(Saved entries)
◇ ◇ ◇ ◇ ◇ ◇ ◇

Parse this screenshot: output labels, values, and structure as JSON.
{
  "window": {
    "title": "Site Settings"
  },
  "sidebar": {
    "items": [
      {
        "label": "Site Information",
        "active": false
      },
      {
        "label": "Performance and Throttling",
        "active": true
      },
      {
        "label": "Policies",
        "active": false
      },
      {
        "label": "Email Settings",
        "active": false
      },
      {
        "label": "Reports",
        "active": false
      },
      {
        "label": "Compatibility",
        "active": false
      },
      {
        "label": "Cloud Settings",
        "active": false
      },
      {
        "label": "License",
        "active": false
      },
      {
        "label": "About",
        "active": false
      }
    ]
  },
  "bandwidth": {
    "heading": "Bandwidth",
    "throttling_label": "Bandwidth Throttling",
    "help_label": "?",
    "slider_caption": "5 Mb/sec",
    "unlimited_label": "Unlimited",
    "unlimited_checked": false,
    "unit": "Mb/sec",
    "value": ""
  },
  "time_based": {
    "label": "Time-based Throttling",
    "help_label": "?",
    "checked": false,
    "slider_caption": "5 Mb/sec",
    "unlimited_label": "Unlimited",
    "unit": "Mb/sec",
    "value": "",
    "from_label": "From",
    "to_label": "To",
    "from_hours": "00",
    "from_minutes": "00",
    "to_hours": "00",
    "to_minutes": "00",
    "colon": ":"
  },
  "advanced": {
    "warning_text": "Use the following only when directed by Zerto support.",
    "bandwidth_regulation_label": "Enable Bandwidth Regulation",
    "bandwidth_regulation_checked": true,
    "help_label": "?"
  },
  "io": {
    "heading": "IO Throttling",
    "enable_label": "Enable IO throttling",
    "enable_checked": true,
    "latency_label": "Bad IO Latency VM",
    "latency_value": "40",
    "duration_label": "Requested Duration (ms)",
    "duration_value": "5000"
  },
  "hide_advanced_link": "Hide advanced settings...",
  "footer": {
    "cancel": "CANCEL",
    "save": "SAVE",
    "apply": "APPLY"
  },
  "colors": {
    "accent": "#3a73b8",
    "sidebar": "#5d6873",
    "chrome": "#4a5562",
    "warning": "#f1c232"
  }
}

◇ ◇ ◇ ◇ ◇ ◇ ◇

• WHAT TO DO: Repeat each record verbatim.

• EXERCISE SOLUTION:
Parse this screenshot: output labels, values, and structure as JSON.
{
  "window": {
    "title": "Site Settings"
  },
  "sidebar": {
    "items": [
      {
        "label": "Site Information",
        "active": false
      },
      {
        "label": "Performance and Throttling",
        "active": true
      },
      {
        "label": "Policies",
        "active": false
      },
      {
        "label": "Email Settings",
        "active": false
      },
      {
        "label": "Reports",
        "active": false
      },
      {
        "label": "Compatibility",
        "active": false
      },
      {
        "label": "Cloud Settings",
        "active": false
      },
      {
        "label": "License",
        "active": false
      },
      {
        "label": "About",
        "active": false
      }
    ]
  },
  "bandwidth": {
    "heading": "Bandwidth",
    "throttling_label": "Bandwidth Throttling",
    "help_label": "?",
    "slider_caption": "5 Mb/sec",
    "unlimited_label": "Unlimited",
    "unlimited_checked": false,
    "unit": "Mb/sec",
    "value": ""
  },
  "time_based": {
    "label": "Time-based Throttling",
    "help_label": "?",
    "checked": false,
    "slider_caption": "5 Mb/sec",
    "unlimited_label": "Unlimited",
    "unit": "Mb/sec",
    "value": "",
    "from_label": "From",
    "to_label": "To",
    "from_hours": "00",
    "from_minutes": "00",
    "to_hours": "00",
    "to_minutes": "00",
    "colon": ":"
  },
  "advanced": {
    "warning_text": "Use the following only when directed by Zerto support.",
    "bandwidth_regulation_label": "Enable Bandwidth Regulation",
    "bandwidth_regulation_checked": true,
    "help_label": "?"
  },
  "io": {
    "heading": "IO Throttling",
    "enable_label": "Enable IO throttling",
    "enable_checked": true,
    "latency_label": "Bad IO Latency VM",
    "latency_value": "40",
    "duration_label": "Requested Duration (ms)",
    "duration_value": "5000"
  },
  "hide_advanced_link": "Hide advanced settings...",
  "footer": {
    "cancel": "CANCEL",
    "save": "SAVE",
    "apply": "APPLY"
  },
  "colors": {
    "accent": "#3a73b8",
    "sidebar": "#5d6873",
    "chrome": "#4a5562",
    "warning": "#f1c232"
  }
}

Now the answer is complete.